▶ [EXERCISE AIM]:
Write out the whole listing exactly.

▶ [DATA FOR THE TASK]:
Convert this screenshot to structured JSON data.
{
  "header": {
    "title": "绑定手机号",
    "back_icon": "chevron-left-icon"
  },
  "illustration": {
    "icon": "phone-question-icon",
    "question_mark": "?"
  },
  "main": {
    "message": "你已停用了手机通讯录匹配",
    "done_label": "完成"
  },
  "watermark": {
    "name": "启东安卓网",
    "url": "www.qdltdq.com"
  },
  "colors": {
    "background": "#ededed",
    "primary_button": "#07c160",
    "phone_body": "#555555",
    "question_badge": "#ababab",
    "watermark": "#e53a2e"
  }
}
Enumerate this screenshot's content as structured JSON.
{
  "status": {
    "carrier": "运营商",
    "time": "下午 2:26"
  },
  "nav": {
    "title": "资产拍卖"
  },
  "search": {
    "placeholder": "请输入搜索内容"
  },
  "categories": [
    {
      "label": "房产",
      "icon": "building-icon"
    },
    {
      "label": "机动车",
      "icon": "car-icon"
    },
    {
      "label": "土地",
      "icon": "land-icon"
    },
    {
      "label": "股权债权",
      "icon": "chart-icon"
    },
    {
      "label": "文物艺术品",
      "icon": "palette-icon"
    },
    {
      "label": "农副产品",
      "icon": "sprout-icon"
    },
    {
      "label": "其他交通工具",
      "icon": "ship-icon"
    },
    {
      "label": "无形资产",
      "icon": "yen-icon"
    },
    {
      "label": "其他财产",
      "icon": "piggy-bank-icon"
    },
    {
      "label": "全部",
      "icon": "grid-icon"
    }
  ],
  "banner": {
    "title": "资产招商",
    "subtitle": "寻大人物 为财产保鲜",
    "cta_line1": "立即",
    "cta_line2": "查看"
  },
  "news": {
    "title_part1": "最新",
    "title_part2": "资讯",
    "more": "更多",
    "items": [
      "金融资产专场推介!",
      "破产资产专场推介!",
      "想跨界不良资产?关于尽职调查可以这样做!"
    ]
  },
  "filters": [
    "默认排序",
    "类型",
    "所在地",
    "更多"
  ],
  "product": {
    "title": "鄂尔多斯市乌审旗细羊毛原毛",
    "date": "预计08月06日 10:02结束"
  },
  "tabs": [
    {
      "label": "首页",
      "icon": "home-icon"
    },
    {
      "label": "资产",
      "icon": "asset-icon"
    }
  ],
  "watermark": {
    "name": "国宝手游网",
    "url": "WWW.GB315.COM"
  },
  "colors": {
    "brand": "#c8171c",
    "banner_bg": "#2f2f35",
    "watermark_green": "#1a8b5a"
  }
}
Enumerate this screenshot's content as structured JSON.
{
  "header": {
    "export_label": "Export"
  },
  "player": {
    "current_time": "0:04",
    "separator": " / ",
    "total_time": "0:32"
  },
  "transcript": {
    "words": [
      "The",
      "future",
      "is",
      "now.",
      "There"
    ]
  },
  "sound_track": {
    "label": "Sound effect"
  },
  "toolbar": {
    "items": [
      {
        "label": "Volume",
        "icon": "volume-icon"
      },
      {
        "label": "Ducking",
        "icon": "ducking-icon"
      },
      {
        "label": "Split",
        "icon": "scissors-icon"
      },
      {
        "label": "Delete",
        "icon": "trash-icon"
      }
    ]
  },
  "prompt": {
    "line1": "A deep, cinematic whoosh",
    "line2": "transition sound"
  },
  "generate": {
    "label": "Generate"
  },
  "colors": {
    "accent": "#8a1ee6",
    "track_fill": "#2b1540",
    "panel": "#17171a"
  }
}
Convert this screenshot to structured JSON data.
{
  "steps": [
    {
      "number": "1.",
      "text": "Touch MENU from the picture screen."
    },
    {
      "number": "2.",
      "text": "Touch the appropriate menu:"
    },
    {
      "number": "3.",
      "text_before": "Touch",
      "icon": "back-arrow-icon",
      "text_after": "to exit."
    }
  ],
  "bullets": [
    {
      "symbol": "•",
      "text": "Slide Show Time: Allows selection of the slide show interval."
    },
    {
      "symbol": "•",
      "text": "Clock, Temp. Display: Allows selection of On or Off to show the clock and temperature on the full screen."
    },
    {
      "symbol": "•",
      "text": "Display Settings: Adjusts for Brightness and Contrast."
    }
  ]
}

▶ [COMPLETED TASK]:
Convert this screenshot to structured JSON data.
{
  "header": {
    "title": "绑定手机号",
    "back_icon": "chevron-left-icon"
  },
  "illustration": {
    "icon": "phone-question-icon",
    "question_mark": "?"
  },
  "main": {
    "message": "你已停用了手机通讯录匹配",
    "done_label": "完成"
  },
  "watermark": {
    "name": "启东安卓网",
    "url": "www.qdltdq.com"
  },
  "colors": {
    "background": "#ededed",
    "primary_button": "#07c160",
    "phone_body": "#555555",
    "question_badge": "#ababab",
    "watermark": "#e53a2e"
  }
}
Enumerate this screenshot's content as structured JSON.
{
  "status": {
    "carrier": "运营商",
    "time": "下午 2:26"
  },
  "nav": {
    "title": "资产拍卖"
  },
  "search": {
    "placeholder": "请输入搜索内容"
  },
  "categories": [
    {
      "label": "房产",
      "icon": "building-icon"
    },
    {
      "label": "机动车",
      "icon": "car-icon"
    },
    {
      "label": "土地",
      "icon": "land-icon"
    },
    {
      "label": "股权债权",
      "icon": "chart-icon"
    },
    {
      "label": "文物艺术品",
      "icon": "palette-icon"
    },
    {
      "label": "农副产品",
      "icon": "sprout-icon"
    },
    {
      "label": "其他交通工具",
      "icon": "ship-icon"
    },
    {
      "label": "无形资产",
      "icon": "yen-icon"
    },
    {
      "label": "其他财产",
      "icon": "piggy-bank-icon"
    },
    {
      "label": "全部",
      "icon": "grid-icon"
    }
  ],
  "banner": {
    "title": "资产招商",
    "subtitle": "寻大人物 为财产保鲜",
    "cta_line1": "立即",
    "cta_line2": "查看"
  },
  "news": {
    "title_part1": "最新",
    "title_part2": "资讯",
    "more": "更多",
    "items": [
      "金融资产专场推介!",
      "破产资产专场推介!",
      "想跨界不良资产?关于尽职调查可以这样做!"
    ]
  },
  "filters": [
    "默认排序",
    "类型",
    "所在地",
    "更多"
  ],
  "product": {
    "title": "鄂尔多斯市乌审旗细羊毛原毛",
    "date": "预计08月06日 10:02结束"
  },
  "tabs": [
    {
      "label": "首页",
      "icon": "home-icon"
    },
    {
      "label": "资产",
      "icon": "asset-icon"
    }
  ],
  "watermark": {
    "name": "国宝手游网",
    "url": "WWW.GB315.COM"
  },
  "colors": {
    "brand": "#c8171c",
    "banner_bg": "#2f2f35",
    "watermark_green": "#1a8b5a"
  }
}
Enumerate this screenshot's content as structured JSON.
{
  "header": {
    "export_label": "Export"
  },
  "player": {
    "current_time": "0:04",
    "separator": " / ",
    "total_time": "0:32"
  },
  "transcript": {
    "words": [
      "The",
      "future",
      "is",
      "now.",
      "There"
    ]
  },
  "sound_track": {
    "label": "Sound effect"
  },
  "toolbar": {
    "items": [
      {
        "label": "Volume",
        "icon": "volume-icon"
      },
      {
        "label": "Ducking",
        "icon": "ducking-icon"
      },
      {
        "label": "Split",
        "icon": "scissors-icon"
      },
      {
        "label": "Delete",
        "icon": "trash-icon"
      }
    ]
  },
  "prompt": {
    "line1": "A deep, cinematic whoosh",
    "line2": "transition sound"
  },
  "generate": {
    "label": "Generate"
  },
  "colors": {
    "accent": "#8a1ee6",
    "track_fill": "#2b1540",
    "panel": "#17171a"
  }
}
Convert this screenshot to structured JSON data.
{
  "steps": [
    {
      "number": "1.",
      "text": "Touch MENU from the picture screen."
    },
    {
      "number": "2.",
      "text": "Touch the appropriate menu:"
    },
    {
      "number": "3.",
      "text_before": "Touch",
      "icon": "back-arrow-icon",
      "text_after": "to exit."
    }
  ],
  "bullets": [
    {
      "symbol": "•",
      "text": "Slide Show Time: Allows selection of the slide show interval."
    },
    {
      "symbol": "•",
      "text": "Clock, Temp. Display: Allows selection of On or Off to show the clock and temperature on the full screen."
    },
    {
      "symbol": "•",
      "text": "Display Settings: Adjusts for Brightness and Contrast."
    }
  ]
}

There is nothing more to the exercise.